*** Opening RECORDS TO USE ***

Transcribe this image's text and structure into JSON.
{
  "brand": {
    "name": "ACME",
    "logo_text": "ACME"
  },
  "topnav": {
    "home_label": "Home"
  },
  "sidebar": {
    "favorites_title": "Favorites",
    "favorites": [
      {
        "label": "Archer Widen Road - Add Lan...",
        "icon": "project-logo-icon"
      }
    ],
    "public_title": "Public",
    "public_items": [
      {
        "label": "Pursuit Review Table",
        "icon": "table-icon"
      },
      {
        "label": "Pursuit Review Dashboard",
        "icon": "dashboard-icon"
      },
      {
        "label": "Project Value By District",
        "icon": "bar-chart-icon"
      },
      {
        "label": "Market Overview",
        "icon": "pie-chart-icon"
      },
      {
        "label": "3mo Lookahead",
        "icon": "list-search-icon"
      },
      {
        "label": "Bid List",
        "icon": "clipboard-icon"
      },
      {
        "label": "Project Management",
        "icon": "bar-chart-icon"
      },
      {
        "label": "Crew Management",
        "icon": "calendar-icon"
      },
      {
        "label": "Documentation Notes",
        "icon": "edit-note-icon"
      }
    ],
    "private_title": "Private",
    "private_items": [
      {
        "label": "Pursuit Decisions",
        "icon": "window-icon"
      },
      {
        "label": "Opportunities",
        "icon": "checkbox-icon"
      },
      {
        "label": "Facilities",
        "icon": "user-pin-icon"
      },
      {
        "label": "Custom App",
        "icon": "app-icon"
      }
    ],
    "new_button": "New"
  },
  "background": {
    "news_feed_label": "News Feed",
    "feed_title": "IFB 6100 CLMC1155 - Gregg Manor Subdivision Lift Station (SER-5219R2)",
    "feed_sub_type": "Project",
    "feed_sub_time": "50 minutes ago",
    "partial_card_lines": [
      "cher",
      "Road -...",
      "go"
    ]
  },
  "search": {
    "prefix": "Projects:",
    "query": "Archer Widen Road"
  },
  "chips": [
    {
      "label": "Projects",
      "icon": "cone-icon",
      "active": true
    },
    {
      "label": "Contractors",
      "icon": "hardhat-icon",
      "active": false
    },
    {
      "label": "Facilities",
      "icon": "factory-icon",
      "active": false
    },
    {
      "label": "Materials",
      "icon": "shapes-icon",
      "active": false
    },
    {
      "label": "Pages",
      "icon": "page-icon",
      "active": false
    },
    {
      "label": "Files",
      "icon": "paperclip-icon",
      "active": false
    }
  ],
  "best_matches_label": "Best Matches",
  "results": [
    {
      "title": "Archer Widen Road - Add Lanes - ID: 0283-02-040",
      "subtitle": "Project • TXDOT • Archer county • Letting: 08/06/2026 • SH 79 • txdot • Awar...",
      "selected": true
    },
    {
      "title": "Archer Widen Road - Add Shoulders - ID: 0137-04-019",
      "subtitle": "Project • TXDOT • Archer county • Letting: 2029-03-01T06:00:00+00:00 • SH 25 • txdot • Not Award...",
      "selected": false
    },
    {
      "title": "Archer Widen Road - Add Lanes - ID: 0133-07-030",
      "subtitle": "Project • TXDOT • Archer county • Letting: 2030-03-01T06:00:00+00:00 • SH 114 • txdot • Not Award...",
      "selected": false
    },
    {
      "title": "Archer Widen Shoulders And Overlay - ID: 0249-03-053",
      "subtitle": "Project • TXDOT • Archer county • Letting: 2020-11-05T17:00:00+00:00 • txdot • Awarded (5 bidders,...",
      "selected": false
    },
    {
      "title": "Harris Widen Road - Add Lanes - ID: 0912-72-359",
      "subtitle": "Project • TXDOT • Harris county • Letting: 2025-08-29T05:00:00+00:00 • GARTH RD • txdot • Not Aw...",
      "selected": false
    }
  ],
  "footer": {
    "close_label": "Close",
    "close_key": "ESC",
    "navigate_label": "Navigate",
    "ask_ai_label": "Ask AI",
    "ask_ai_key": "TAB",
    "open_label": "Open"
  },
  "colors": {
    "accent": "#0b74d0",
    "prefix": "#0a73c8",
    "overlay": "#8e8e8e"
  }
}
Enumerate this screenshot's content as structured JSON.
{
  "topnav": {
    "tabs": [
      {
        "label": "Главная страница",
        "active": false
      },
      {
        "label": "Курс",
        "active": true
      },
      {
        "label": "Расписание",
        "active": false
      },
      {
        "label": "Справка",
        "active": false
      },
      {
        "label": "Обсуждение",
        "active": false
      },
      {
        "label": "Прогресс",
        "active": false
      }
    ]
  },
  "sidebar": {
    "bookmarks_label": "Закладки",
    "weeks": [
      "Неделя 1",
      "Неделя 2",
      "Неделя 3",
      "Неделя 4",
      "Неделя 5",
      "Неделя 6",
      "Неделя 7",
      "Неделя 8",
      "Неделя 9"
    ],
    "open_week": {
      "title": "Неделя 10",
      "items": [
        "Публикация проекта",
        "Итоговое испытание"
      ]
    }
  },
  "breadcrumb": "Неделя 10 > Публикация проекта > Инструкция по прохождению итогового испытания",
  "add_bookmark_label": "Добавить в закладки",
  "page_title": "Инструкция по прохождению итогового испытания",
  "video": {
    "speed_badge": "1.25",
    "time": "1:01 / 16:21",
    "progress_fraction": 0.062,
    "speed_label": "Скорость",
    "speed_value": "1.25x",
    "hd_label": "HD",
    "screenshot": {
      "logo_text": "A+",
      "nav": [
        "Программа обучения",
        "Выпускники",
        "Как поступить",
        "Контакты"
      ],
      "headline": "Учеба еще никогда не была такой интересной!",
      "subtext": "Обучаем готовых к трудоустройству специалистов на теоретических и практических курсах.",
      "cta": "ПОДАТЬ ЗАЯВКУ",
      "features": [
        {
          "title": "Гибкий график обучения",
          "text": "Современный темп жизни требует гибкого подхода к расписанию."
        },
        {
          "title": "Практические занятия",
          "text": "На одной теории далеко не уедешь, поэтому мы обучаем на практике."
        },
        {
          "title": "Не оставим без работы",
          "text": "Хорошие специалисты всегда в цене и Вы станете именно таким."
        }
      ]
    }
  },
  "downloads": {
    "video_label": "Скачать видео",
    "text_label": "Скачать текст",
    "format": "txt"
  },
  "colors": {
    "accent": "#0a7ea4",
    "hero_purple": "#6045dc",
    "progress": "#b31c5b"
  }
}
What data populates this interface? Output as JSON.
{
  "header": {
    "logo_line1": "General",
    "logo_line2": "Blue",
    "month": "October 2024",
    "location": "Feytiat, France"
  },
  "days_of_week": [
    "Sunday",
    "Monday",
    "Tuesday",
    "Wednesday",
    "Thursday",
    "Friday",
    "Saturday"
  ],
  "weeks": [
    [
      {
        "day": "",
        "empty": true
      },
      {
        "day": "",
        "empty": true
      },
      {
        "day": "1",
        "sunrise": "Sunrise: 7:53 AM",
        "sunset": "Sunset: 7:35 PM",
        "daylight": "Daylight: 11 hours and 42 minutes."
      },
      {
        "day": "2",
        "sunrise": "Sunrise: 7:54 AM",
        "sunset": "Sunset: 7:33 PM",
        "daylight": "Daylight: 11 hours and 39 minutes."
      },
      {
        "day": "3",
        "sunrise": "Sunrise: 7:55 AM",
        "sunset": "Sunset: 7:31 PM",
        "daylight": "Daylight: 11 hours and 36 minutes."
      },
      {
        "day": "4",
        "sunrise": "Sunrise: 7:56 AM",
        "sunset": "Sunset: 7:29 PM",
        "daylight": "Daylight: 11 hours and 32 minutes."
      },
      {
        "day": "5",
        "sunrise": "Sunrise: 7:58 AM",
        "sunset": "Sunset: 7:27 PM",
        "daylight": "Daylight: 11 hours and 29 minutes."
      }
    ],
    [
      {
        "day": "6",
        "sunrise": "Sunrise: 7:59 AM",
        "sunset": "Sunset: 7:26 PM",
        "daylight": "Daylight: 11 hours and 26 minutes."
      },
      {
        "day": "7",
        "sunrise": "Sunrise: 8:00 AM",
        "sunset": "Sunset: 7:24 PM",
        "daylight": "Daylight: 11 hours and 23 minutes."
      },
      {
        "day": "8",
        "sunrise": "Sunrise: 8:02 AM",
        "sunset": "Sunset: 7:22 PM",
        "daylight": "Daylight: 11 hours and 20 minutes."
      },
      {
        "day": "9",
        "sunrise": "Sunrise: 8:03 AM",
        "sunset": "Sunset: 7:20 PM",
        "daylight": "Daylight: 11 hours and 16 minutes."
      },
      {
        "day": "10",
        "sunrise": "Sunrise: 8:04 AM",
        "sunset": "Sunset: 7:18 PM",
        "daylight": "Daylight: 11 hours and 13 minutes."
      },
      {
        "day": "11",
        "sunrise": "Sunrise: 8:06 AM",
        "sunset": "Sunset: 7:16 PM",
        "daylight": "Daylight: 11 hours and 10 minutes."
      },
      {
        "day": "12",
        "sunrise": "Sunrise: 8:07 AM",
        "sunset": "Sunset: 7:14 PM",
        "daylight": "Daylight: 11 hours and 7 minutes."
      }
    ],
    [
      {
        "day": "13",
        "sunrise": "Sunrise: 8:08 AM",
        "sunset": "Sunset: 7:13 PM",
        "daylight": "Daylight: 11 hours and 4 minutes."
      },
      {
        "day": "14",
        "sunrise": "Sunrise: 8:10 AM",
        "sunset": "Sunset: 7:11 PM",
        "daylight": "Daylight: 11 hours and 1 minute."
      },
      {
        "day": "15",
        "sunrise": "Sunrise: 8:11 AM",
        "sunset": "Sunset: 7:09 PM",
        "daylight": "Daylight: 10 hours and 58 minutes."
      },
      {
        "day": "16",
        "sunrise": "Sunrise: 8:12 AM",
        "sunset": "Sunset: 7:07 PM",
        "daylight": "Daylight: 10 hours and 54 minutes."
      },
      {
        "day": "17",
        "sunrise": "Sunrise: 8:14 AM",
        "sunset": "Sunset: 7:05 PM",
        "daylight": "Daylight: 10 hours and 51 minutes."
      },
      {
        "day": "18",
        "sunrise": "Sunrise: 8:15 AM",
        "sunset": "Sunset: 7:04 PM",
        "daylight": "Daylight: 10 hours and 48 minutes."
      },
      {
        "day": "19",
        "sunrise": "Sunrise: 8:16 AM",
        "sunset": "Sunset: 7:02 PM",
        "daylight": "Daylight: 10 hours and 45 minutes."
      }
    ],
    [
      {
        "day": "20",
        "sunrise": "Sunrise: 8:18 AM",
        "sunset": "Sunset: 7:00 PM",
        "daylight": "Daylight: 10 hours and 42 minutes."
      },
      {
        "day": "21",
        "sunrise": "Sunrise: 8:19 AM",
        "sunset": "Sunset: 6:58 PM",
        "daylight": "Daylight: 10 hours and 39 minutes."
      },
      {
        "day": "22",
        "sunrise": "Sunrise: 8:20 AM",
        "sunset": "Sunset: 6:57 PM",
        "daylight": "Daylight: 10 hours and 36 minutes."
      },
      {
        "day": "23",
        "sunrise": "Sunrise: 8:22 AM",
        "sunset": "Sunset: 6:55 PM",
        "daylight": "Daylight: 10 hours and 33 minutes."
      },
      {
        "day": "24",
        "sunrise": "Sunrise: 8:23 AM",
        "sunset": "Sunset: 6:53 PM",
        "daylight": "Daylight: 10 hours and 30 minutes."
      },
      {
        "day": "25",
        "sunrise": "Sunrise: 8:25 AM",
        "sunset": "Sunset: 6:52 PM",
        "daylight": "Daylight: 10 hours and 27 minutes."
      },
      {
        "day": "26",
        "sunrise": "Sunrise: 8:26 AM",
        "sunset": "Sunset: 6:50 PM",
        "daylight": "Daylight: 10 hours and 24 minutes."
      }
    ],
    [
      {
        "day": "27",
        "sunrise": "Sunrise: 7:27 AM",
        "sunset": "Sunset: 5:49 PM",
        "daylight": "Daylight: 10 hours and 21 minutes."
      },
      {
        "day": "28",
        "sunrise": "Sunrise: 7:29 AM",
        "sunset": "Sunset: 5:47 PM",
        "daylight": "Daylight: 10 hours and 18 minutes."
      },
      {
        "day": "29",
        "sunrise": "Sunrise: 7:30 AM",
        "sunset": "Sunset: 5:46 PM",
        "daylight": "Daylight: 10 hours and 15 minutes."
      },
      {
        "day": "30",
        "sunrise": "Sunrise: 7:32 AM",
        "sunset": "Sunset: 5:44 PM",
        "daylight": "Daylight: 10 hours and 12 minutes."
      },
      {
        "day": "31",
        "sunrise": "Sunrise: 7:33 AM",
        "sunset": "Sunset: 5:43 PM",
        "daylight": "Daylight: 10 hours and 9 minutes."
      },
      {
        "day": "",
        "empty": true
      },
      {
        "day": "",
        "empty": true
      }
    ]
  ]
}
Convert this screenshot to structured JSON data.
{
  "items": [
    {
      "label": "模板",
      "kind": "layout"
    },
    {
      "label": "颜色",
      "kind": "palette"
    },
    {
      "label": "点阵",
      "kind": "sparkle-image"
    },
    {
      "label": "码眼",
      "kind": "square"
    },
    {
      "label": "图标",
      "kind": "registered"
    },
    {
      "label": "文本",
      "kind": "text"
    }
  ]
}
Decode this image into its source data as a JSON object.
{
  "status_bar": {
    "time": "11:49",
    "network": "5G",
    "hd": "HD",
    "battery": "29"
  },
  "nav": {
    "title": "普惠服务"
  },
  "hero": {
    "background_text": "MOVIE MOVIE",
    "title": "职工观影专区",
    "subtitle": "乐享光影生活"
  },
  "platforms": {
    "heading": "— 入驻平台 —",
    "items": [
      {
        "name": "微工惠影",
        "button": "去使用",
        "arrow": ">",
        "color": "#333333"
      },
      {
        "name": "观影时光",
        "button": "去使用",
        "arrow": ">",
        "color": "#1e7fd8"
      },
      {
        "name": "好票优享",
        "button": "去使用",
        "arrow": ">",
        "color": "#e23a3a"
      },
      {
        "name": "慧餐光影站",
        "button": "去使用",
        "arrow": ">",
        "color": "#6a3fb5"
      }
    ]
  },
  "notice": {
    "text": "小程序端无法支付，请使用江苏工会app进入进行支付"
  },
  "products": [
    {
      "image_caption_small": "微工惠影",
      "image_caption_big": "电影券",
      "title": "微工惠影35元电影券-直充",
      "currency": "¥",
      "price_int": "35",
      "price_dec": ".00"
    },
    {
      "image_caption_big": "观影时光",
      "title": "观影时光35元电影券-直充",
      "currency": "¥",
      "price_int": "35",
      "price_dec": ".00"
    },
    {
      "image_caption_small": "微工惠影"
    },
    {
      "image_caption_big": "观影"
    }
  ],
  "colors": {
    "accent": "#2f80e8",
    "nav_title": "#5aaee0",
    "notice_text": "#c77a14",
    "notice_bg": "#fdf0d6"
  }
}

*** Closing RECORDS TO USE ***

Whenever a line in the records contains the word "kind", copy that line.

■ WRITTEN ANSWER ■
      "kind": "layout"
      "kind": "palette"
      "kind": "sparkle-image"
      "kind": "square"
      "kind": "registered"
      "kind": "text"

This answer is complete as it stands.